Currently there are six recognized fraternities, eight recognized sororities, and two fraternities seeking recognition. These organizations are governed by the Code of Rights and Responsibilities for Social Greek Organizations and are overseen by Ms. Eichler. Except for one fraternity which owns a house, these groups do not have houses off campus or any residence hall space assigned to them but they are allowed to use campus facilities for their activities. If members of these recognized groups choose to conduct their activities off campus, they do so at their own risk and without supervision. Some of these recognized groups are affiliated with national Greek organizations and some are long-standing local groups. If at any time you have questions about the recognition status of an organization, please contact Ms. Eichler or look at our website.
The recognized sororities are Chi Upsilon Sigma, Lambda Theta Alpha, Mu Sigma Upsilon, Phi Sigma Sigma, Pi Delta Chi, Sigma Delta Tau, Sigma Gamma Phi, and Sigma Sigma Sigma.
The fraternities that are recognized are Alpha Phi Delta, Chi Phi, Phi Kappa Psi, Phi Beta Sigma, Inc., Lambda Sigma Upsilon, and Zeta Beta Tau; Alpha Epsilon Pi and Alpha Sigma Phi are in the recognition process.
WHEN TO BE CONCERNED AND WHAT TO DO (for students)
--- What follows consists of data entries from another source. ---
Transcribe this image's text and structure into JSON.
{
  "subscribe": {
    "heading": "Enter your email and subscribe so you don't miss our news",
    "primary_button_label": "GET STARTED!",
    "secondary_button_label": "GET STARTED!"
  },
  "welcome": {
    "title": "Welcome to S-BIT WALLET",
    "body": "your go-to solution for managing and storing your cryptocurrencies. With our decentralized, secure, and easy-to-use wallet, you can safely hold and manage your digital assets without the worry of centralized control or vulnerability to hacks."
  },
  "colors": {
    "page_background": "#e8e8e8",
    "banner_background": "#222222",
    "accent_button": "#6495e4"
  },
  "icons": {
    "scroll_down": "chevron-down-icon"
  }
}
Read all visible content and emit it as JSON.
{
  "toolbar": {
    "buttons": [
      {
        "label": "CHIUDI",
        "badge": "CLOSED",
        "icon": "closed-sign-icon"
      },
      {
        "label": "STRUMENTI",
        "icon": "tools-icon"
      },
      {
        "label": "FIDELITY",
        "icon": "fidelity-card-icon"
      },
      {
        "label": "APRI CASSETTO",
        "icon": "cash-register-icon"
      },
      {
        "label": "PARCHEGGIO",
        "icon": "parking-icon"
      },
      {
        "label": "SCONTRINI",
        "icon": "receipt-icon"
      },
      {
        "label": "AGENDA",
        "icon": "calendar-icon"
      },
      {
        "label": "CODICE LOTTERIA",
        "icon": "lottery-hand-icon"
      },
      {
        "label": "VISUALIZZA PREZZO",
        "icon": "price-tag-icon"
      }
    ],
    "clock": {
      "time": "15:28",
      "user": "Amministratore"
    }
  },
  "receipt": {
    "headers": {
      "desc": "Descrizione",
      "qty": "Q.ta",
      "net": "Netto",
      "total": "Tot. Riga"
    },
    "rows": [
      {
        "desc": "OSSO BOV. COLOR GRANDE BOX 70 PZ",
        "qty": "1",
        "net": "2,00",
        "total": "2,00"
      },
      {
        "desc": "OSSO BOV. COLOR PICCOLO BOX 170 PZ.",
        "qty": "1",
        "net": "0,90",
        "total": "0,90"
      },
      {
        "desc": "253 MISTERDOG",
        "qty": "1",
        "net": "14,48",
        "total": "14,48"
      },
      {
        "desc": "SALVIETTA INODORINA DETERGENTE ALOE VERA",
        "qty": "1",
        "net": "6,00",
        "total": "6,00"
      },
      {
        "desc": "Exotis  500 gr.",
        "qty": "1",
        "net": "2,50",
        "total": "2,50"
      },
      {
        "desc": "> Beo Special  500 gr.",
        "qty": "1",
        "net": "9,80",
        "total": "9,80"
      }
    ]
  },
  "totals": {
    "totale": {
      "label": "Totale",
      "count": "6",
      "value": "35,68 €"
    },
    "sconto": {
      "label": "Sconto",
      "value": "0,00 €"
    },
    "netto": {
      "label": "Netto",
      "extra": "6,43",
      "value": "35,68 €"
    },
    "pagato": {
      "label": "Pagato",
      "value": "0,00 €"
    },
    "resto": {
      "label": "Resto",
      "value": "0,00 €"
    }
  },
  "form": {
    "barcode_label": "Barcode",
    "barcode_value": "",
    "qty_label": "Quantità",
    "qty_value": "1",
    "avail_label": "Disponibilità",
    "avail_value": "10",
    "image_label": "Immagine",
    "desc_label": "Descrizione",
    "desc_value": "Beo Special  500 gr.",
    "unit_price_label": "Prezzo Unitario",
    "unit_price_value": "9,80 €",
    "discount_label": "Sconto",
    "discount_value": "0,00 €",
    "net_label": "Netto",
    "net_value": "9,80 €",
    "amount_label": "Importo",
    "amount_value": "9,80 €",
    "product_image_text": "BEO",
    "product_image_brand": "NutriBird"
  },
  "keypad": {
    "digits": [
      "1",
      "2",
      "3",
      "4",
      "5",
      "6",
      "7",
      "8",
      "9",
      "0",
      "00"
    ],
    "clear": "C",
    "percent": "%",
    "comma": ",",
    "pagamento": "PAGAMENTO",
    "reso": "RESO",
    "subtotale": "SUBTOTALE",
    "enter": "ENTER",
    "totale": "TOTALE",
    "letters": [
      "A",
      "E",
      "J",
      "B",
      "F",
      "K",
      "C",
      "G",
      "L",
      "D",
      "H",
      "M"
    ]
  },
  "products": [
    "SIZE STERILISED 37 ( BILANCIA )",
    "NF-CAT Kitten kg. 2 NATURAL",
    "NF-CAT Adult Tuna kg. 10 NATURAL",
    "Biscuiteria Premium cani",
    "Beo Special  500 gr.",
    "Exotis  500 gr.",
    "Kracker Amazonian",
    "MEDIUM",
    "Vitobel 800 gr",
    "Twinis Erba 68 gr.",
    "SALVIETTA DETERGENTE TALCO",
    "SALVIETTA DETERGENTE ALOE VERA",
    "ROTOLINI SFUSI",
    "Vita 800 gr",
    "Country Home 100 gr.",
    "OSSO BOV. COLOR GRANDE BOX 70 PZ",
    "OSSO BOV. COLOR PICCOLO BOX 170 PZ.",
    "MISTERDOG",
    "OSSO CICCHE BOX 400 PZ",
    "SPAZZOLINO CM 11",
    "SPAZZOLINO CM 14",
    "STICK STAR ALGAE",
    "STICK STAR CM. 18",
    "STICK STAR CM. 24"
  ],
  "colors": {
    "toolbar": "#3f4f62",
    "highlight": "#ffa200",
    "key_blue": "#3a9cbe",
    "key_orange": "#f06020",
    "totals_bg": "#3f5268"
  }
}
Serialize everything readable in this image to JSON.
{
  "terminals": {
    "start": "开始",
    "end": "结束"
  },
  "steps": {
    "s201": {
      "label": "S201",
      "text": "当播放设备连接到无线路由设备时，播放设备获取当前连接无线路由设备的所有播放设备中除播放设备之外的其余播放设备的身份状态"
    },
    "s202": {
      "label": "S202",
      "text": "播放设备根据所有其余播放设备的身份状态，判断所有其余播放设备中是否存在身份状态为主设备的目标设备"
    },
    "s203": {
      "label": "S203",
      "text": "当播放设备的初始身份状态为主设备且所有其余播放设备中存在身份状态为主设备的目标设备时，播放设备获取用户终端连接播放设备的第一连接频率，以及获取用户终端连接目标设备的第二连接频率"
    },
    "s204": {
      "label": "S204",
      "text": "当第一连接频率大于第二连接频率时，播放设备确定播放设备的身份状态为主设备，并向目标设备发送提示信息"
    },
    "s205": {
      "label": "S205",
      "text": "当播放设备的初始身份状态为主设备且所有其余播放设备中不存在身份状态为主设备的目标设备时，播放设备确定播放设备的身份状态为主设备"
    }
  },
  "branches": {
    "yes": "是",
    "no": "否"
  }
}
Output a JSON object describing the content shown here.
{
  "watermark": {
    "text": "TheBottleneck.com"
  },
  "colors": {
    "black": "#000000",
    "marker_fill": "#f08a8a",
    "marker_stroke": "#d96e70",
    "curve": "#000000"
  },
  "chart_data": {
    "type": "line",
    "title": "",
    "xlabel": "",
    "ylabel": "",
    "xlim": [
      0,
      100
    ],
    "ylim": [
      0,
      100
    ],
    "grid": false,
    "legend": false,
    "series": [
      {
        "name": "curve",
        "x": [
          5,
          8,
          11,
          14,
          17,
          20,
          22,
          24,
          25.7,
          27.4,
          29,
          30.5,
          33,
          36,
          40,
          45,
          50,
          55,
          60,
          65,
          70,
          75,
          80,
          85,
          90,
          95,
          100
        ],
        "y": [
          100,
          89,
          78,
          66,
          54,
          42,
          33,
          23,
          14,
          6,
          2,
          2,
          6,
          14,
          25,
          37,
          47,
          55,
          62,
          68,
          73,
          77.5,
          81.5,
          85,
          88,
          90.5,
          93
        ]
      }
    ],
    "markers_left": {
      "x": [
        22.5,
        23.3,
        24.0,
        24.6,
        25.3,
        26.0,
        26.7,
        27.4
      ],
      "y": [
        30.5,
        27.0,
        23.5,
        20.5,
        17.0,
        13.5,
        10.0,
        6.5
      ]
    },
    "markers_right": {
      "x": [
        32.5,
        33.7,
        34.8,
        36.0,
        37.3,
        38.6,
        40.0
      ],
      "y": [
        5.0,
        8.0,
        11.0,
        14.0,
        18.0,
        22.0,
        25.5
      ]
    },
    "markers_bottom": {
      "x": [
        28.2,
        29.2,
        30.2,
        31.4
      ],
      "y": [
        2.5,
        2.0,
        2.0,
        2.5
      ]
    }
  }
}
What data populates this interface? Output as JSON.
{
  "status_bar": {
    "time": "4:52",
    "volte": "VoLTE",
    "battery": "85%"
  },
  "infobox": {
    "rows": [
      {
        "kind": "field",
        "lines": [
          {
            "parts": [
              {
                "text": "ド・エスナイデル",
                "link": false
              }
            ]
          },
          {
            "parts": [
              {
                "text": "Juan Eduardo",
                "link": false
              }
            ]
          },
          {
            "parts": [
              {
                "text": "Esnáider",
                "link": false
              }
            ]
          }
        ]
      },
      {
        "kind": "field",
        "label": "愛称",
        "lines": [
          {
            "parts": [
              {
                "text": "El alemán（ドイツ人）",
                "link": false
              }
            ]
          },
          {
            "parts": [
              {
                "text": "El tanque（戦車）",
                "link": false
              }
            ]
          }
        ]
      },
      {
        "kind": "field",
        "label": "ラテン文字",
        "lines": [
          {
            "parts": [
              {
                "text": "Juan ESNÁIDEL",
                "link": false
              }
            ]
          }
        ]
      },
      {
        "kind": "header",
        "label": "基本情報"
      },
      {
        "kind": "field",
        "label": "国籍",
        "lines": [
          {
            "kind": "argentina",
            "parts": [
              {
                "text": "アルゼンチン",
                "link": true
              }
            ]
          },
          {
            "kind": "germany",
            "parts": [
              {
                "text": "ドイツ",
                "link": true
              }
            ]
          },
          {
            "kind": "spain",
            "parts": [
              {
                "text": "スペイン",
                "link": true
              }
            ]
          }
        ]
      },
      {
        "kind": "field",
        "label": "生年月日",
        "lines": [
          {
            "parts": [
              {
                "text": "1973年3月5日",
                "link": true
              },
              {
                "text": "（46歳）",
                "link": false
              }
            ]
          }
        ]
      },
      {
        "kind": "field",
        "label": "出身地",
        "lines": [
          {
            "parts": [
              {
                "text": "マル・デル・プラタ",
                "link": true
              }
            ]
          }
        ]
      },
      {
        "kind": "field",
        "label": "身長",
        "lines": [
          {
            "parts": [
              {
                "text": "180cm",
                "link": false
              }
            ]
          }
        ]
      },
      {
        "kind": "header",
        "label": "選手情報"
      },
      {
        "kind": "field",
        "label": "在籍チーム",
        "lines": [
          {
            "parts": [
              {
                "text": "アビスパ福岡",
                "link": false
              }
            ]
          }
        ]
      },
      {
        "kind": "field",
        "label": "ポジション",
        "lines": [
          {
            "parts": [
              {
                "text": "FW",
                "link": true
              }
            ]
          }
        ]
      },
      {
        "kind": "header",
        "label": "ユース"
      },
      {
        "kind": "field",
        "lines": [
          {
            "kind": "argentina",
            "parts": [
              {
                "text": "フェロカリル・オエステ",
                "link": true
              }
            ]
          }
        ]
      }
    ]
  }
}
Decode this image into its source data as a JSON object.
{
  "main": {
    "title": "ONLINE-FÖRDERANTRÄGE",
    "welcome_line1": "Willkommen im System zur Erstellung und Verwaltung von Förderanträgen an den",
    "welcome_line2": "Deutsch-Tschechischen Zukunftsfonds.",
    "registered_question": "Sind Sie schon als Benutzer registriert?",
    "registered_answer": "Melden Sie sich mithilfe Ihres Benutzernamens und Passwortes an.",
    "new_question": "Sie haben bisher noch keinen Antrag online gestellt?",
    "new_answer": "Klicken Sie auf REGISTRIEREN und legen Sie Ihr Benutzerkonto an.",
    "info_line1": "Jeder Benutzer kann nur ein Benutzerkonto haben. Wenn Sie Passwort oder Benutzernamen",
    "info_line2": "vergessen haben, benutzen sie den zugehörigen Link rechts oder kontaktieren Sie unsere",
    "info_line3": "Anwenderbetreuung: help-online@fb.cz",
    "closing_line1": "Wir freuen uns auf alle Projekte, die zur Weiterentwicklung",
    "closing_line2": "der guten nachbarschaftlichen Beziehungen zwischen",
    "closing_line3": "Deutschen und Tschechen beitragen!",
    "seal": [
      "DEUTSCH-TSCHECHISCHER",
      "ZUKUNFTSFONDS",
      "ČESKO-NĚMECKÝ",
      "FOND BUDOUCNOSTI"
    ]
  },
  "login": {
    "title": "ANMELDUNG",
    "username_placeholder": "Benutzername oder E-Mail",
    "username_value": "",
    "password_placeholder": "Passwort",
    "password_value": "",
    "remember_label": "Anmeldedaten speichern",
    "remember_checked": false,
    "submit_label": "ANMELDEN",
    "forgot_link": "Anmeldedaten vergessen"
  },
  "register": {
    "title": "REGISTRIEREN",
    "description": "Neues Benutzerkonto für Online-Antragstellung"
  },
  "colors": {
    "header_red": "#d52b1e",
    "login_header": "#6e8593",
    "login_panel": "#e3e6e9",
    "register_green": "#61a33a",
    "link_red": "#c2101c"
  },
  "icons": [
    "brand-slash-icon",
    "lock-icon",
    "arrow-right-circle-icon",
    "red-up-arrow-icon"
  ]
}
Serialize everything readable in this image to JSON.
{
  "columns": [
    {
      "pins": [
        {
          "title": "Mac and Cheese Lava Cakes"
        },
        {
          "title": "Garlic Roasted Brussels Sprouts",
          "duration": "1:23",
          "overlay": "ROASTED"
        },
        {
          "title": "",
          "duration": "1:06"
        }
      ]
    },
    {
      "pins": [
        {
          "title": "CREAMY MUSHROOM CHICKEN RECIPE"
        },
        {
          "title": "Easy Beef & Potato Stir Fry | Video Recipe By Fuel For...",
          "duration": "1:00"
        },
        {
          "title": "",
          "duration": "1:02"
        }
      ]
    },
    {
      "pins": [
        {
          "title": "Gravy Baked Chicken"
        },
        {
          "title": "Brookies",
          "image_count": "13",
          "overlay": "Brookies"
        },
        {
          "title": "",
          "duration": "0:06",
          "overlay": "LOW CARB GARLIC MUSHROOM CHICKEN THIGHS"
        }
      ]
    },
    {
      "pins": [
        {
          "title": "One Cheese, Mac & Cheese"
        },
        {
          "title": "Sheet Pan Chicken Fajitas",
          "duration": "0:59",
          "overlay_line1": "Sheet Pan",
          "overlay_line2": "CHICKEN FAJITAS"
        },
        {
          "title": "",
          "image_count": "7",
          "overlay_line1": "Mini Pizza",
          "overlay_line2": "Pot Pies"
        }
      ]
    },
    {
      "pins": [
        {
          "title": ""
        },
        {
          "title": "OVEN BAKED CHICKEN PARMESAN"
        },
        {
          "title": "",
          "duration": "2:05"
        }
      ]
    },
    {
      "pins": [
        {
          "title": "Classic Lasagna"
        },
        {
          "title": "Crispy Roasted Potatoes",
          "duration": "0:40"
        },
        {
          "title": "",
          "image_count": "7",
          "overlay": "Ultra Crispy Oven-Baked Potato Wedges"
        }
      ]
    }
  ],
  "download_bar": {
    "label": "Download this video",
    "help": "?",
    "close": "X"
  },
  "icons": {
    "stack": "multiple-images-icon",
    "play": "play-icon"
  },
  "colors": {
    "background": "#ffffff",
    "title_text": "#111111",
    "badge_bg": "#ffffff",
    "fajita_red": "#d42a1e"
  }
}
1. If you are involved in rushing or pledging during your first freshman semester, it means you are involved with an unrecognized group or with a recognized group that is breaking the rules.
- If you’re pledging an unrecognized group, you do so at your own risk of academic failure or difficulty and physical and emotional hazing.
- If you’re pledging a recognized group, an important rule is being broken. The College will adjudicate individuals and groups suspected of violating the Code of Rights and Responsibilities for Social Greek Organizations.
2. Hazing is a risk with any group, recognized or unrecognized. We are very concerned about hazing and ask that you read the enclosed information about it. If you suspect you are being hazed, please seek assistance as soon as possible from the Office of Student Development, Ms. Eichler, your residence hall director, University Police or other College official.
WHEN TO BE CONCERNED AND WHAT TO DO (for families)
1. If your student is involved in rushing or pledging during their first freshman semester, it means they are involved with an unrecognized group or with a recognized group that is breaking the rules. Talk about it with your student and find out as much as you can about their understanding of the situation.
* If they’re pledging an unrecognized group, let them know if that is acceptable or unacceptable to you.
* If they’re pledging a recognized group, remind them that an important rule is being broken. Determine whether it is acceptable to you or your student that they’re involved with a group that disregards rules.
* Contact Ms. Eichler to inform her about rule infractions by recognized groups.
2. Hazing is a risk with any group, recognized or unrecognized. We are very concerned about hazing and ask that you read the enclosed information about it. It is the symptoms of hazing that are often the first signs to parents that their student is pledging.
3. If your student’s interim grades or semester grades are lower than you expect, they may not have found a good balance between academic and non-academic activities or they may be struggling with adjustment issues.
* Let your student know about your expectations regarding their grades.
* Remind them of the many resources that are available on campus to support their academic and personal adjustment. The staff in the residence halls is an excellent resource for that information.